● Data shown

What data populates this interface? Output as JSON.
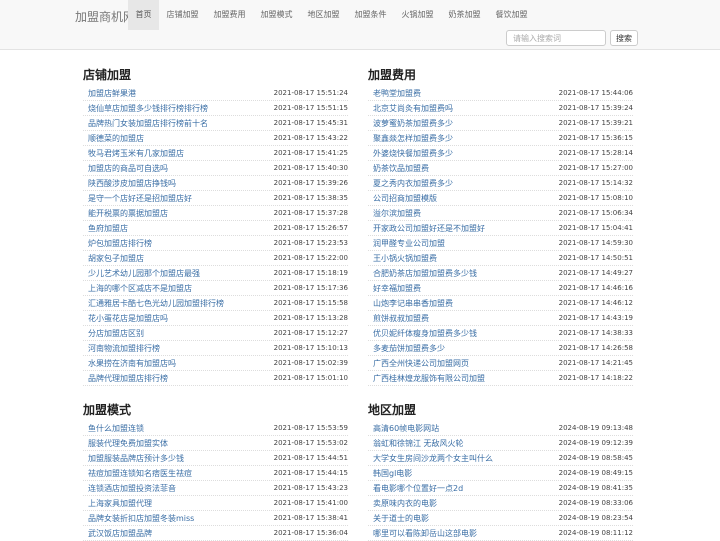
{
  "header": {
    "brand": "加盟商机网",
    "nav": [
      "首页",
      "店铺加盟",
      "加盟费用",
      "加盟模式",
      "地区加盟",
      "加盟条件",
      "火锅加盟",
      "奶茶加盟",
      "餐饮加盟"
    ],
    "active_nav": "首页",
    "search": {
      "placeholder": "请输入搜索词",
      "button": "搜索"
    }
  },
  "sections": [
    {
      "title": "店铺加盟",
      "items": [
        [
          "加盟店鲜果港",
          "2021-08-17 15:51:24"
        ],
        [
          "烧仙草店加盟多少钱排行榜排行榜",
          "2021-08-17 15:51:15"
        ],
        [
          "品牌热门女装加盟店排行榜前十名",
          "2021-08-17 15:45:31"
        ],
        [
          "顺德菜的加盟店",
          "2021-08-17 15:43:22"
        ],
        [
          "牧马君烤玉米有几家加盟店",
          "2021-08-17 15:41:25"
        ],
        [
          "加盟店的商品可自选吗",
          "2021-08-17 15:40:30"
        ],
        [
          "陕西酸涉皮加盟店挣钱吗",
          "2021-08-17 15:39:26"
        ],
        [
          "是守一个店好还是招加盟店好",
          "2021-08-17 15:38:35"
        ],
        [
          "能开税票的票据加盟店",
          "2021-08-17 15:37:28"
        ],
        [
          "鱼府加盟店",
          "2021-08-17 15:26:57"
        ],
        [
          "炉包加盟店排行榜",
          "2021-08-17 15:23:53"
        ],
        [
          "胡家包子加盟店",
          "2021-08-17 15:22:00"
        ],
        [
          "少儿艺术幼儿园那个加盟店最强",
          "2021-08-17 15:18:19"
        ],
        [
          "上海的哪个区减店不是加盟店",
          "2021-08-17 15:17:36"
        ],
        [
          "汇通雅居卡酷七色光幼儿园加盟排行榜",
          "2021-08-17 15:15:58"
        ],
        [
          "花小蛋花店是加盟店吗",
          "2021-08-17 15:13:28"
        ],
        [
          "分店加盟店区别",
          "2021-08-17 15:12:27"
        ],
        [
          "河南物流加盟排行榜",
          "2021-08-17 15:10:13"
        ],
        [
          "水果捞在济南有加盟店吗",
          "2021-08-17 15:02:39"
        ],
        [
          "品牌代理加盟店排行榜",
          "2021-08-17 15:01:10"
        ]
      ]
    },
    {
      "title": "加盟费用",
      "items": [
        [
          "老鸭堂加盟费",
          "2021-08-17 15:44:06"
        ],
        [
          "北京艾尚灸有加盟费吗",
          "2021-08-17 15:39:24"
        ],
        [
          "波萝蜜奶茶加盟费多少",
          "2021-08-17 15:39:21"
        ],
        [
          "聚鑫燚怎样加盟费多少",
          "2021-08-17 15:36:15"
        ],
        [
          "外婆烧快餐加盟费多少",
          "2021-08-17 15:28:14"
        ],
        [
          "奶茶饮品加盟费",
          "2021-08-17 15:27:00"
        ],
        [
          "夏之秀内衣加盟费多少",
          "2021-08-17 15:14:32"
        ],
        [
          "公司招商加盟模版",
          "2021-08-17 15:08:10"
        ],
        [
          "溢尔滨加盟费",
          "2021-08-17 15:06:34"
        ],
        [
          "开家政公司加盟好还是不加盟好",
          "2021-08-17 15:04:41"
        ],
        [
          "润甲醛专业公司加盟",
          "2021-08-17 14:59:30"
        ],
        [
          "王小锅火锅加盟费",
          "2021-08-17 14:50:51"
        ],
        [
          "合肥奶茶店加盟加盟费多少钱",
          "2021-08-17 14:49:27"
        ],
        [
          "好幸福加盟费",
          "2021-08-17 14:46:16"
        ],
        [
          "山炮李记串串香加盟费",
          "2021-08-17 14:46:12"
        ],
        [
          "煎饼叔叔加盟费",
          "2021-08-17 14:43:19"
        ],
        [
          "优贝妮纤体瘦身加盟费多少钱",
          "2021-08-17 14:38:33"
        ],
        [
          "多麦茄饼加盟费多少",
          "2021-08-17 14:26:58"
        ],
        [
          "广西全州快递公司加盟网页",
          "2021-08-17 14:21:45"
        ],
        [
          "广西桂林煌龙服饰有限公司加盟",
          "2021-08-17 14:18:22"
        ]
      ]
    },
    {
      "title": "加盟模式",
      "items": [
        [
          "鱼什么加盟连锁",
          "2021-08-17 15:53:59"
        ],
        [
          "服装代理免费加盟实体",
          "2021-08-17 15:53:02"
        ],
        [
          "加盟服装品牌店预计多少钱",
          "2021-08-17 15:44:51"
        ],
        [
          "祛痘加盟连锁知名痞医生祛痘",
          "2021-08-17 15:44:15"
        ],
        [
          "连锁酒店加盟投资法菲音",
          "2021-08-17 15:43:23"
        ],
        [
          "上海家具加盟代理",
          "2021-08-17 15:41:00"
        ],
        [
          "品牌女装折扣店加盟冬装miss",
          "2021-08-17 15:38:41"
        ],
        [
          "武汉饭店加盟品牌",
          "2021-08-17 15:36:04"
        ]
      ]
    },
    {
      "title": "地区加盟",
      "items": [
        [
          "高清60帧电影网站",
          "2024-08-19 09:13:48"
        ],
        [
          "翁虹和徐锦江 无敌风火轮",
          "2024-08-19 09:12:39"
        ],
        [
          "大学女生房间沙龙两个女主叫什么",
          "2024-08-19 08:58:45"
        ],
        [
          "韩国gl电影",
          "2024-08-19 08:49:15"
        ],
        [
          "看电影哪个位置好一点2d",
          "2024-08-19 08:41:35"
        ],
        [
          "卖原味内衣的电影",
          "2024-08-19 08:33:06"
        ],
        [
          "关于道士的电影",
          "2024-08-19 08:23:54"
        ],
        [
          "哪里可以看陈卸岳山这部电影",
          "2024-08-19 08:11:12"
        ]
      ]
    }
  ]
}
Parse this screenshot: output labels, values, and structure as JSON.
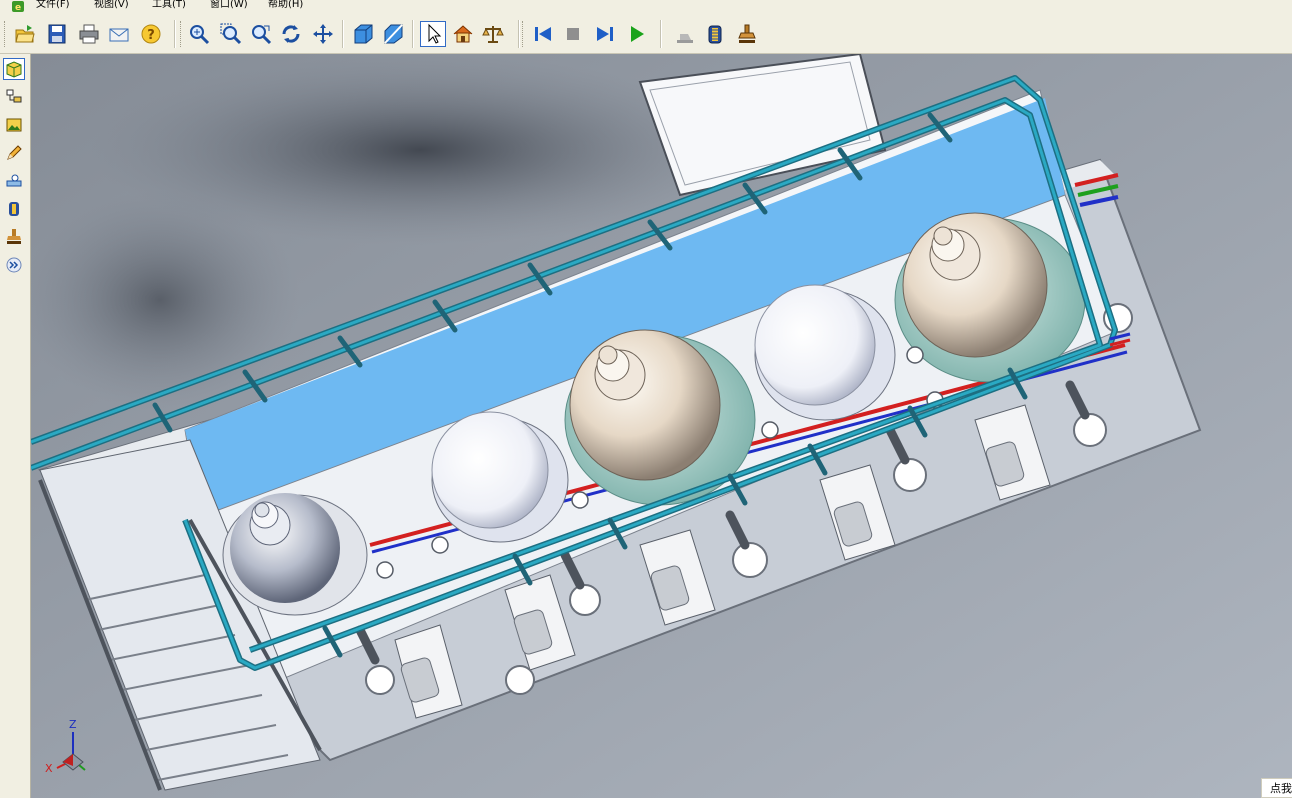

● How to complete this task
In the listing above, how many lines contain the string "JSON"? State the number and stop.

● Completed task
2